While I still love the unique experience of picking up Transformers toys in person – either at a Transformers convention, a store or from a friend – I think as an adult collector, my greatest memories of receiving toys I’d dreamt about revolve around having those hugely anticipated parcels delivered to my door in the late 90s and early 00s. You know the one, hazily awake and yet still asleep, absolutely assured that you heard the doorbell ring. When it did, and there was a box delivered…well there was nothing like it. A G1 Ramjet, finally, to put with the other Decepticon jets. Well, except Skywarp, my cousin never let me play with it or have it, so I had to rely on Craig for that one, too!
Starting to get online more, and meeting other enthusiasts in person at collector stores, it was an easy step to join online Transformers communities and forums. By 2000 I had a computer in my room at home and discovered eBay, as well as Yahoo Groups where I joined the UK “TFToys” group, leading to my attending Transforce 2001 in Beckenham Junction, South London.
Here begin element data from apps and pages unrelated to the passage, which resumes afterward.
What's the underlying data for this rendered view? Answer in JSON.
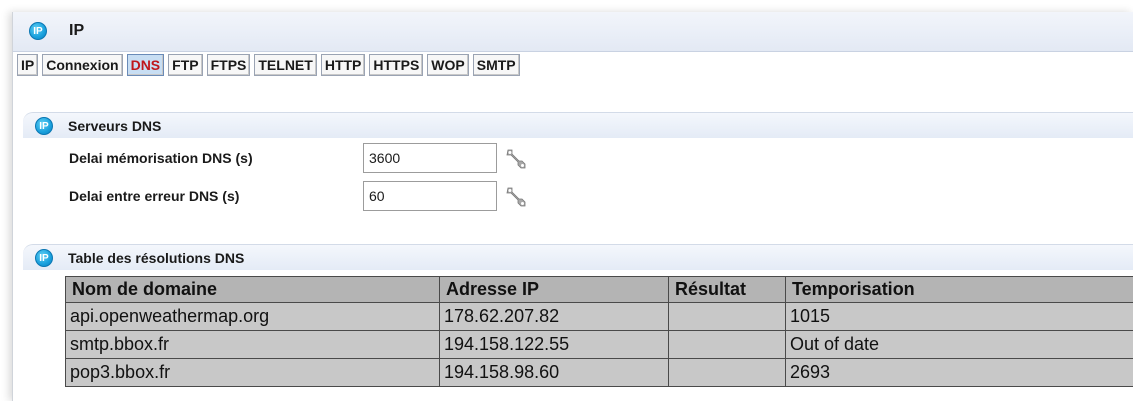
{
  "window": {
    "badge": "IP",
    "title": "IP"
  },
  "tabs": [
    {
      "label": "IP",
      "active": false
    },
    {
      "label": "Connexion",
      "active": false
    },
    {
      "label": "DNS",
      "active": true
    },
    {
      "label": "FTP",
      "active": false
    },
    {
      "label": "FTPS",
      "active": false
    },
    {
      "label": "TELNET",
      "active": false
    },
    {
      "label": "HTTP",
      "active": false
    },
    {
      "label": "HTTPS",
      "active": false
    },
    {
      "label": "WOP",
      "active": false
    },
    {
      "label": "SMTP",
      "active": false
    }
  ],
  "dns_servers": {
    "badge": "IP",
    "title": "Serveurs DNS",
    "fields": [
      {
        "label": "Delai mémorisation DNS (s)",
        "value": "3600"
      },
      {
        "label": "Delai entre erreur DNS (s)",
        "value": "60"
      }
    ]
  },
  "dns_table": {
    "badge": "IP",
    "title": "Table des résolutions DNS",
    "columns": [
      "Nom de domaine",
      "Adresse IP",
      "Résultat",
      "Temporisation"
    ],
    "rows": [
      [
        "api.openweathermap.org",
        "178.62.207.82",
        "",
        "1015"
      ],
      [
        "smtp.bbox.fr",
        "194.158.122.55",
        "",
        "Out of date"
      ],
      [
        "pop3.bbox.fr",
        "194.158.98.60",
        "",
        "2693"
      ]
    ]
  },
  "colors": {
    "active_tab_text": "#c0161b",
    "active_tab_bg": "#c8def3",
    "badge": "#1aa0dc",
    "table_cell_bg": "#c8c8c8",
    "table_header_bg": "#b4b4b4"
  },
  "icons": {
    "badge": "ip-badge-icon",
    "config": "wrench-icon"
  }
}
There are people I met there that I still consider good friends today. I remember setting up my PayPal account when it was still considered a relatively new thing to those around me, although it was my dad who already had an eBay account and a PayPal account who helped me out there. I adopted his eBay account for my Transformers purchases, then it became mine, and I still use it to this day. I remember Yahoo Auctions UK, Bidpay money orders and alt.toys.transformers.
So many of my experiences during the late 90s and early 00s have shaped my collecting and habits, as well as my compulsion to network and get to know collectors, fans and everyone I could who was involved in the same parts of the hobby as I was. It’s quite interesting to note that despite the wildly varying Transformers toys and journeys I’ve been on over the last 20 years, I’m now pretty much collecting/re-collecting the same things I was back in 1998 and 1999; vintage bread and butter Generation 1 Transformers, with a touch of variant dabbling creeping in. However, because I spent so much time collecting outside of eBay and online stores, I feel that I have a degree of resourcefulness and respect for the more traditional ways of sourcing toys than had I been a more recent inductee into the Transformers collecting sphere. I also have a deep admiration and respect for people like Graham who were still collecting Transformers and interacting with a community unbeknownst to me throughout my Transformer-less years.
However much I love reminiscing about those early years, and how deeply influenced and ingrained my collecting habits are from that time, I do believe we have it so very good in the present day. The diversity in the community, the very many places you can get Transformers toys and the number of people there are across endless platforms to share it with all contribute to a better hobby now, in my opinion. Sure, prices are high these days in comparison, but a $90 Ramjet in 1998 to a student is no less painful, relatively speaking, than a $300 Shining Ultra Magnus reissue is today to a working professional in their late 30s. Every era has its advantages and drawbacks, but I feel incredibly fortunate to have been a part of this hobby then and now.
Don’t forget to read Graham’s article on his pre-internet collecting stories.
All the best